Most have not, even though posting patients’ photos without their permission may violate the Health Insurance Portability and Accountability Act, the federal patient privacy law that carries civil and criminal penalties.

“If we don’t have pending investigations on any of these cases … Centers for Medicare and Medicaid Services, which regulates nursing homes, has cited individual facilities for deficiencies related to privacy and is seeking to more explicitly address the issue as it writes new definitions of “abuse,” “neglect,” “exploitation” and “sexual abuse” in updated rules governing the homes.

they would be candidates for further inquiry from our end,” she said, adding that the office also should issue guidance on social media and the privacy law. Janet Hartranft at the Newaygo Medical Care Facility in 2013.

Nursing homes rarely found problematic social media postings themselves – most came to light based on tips from other staffers or members of the community, records show.

Indeed, some of the Snapchat posts were not shared publicly but only with a select group of “friends,” one of whom alerted home officials or authorities.
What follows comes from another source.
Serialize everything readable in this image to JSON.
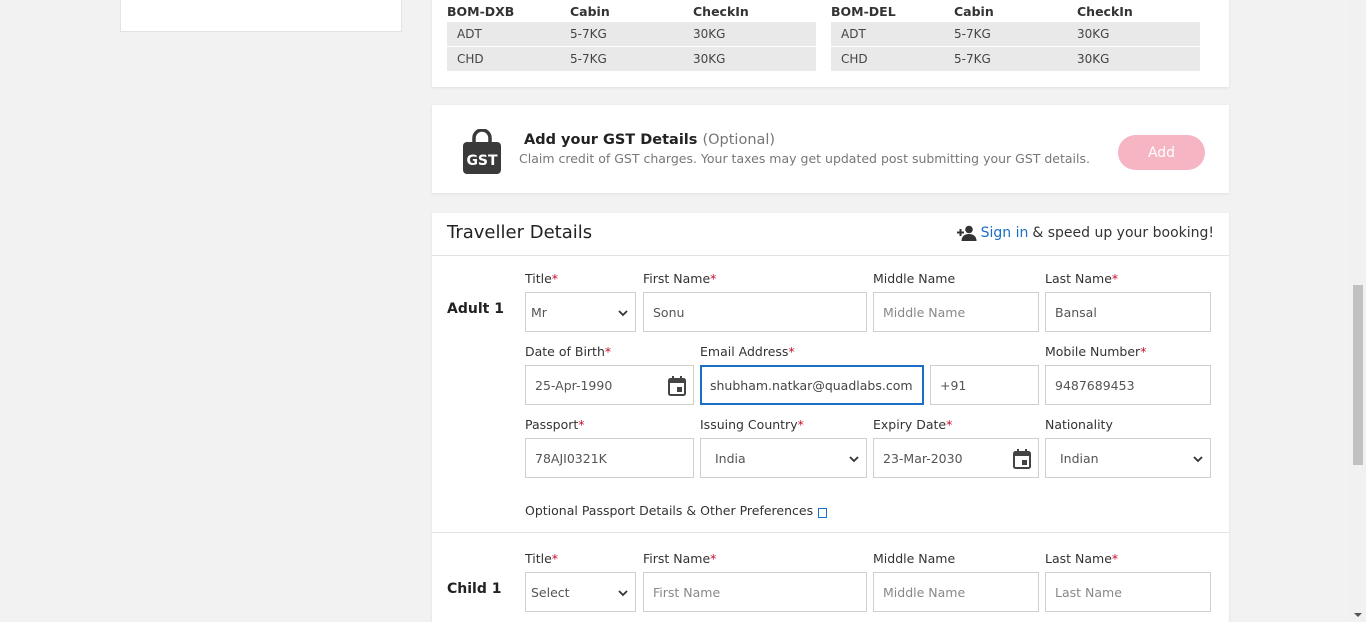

Snapchat has a Safety Advisory Board to guide its policies and products.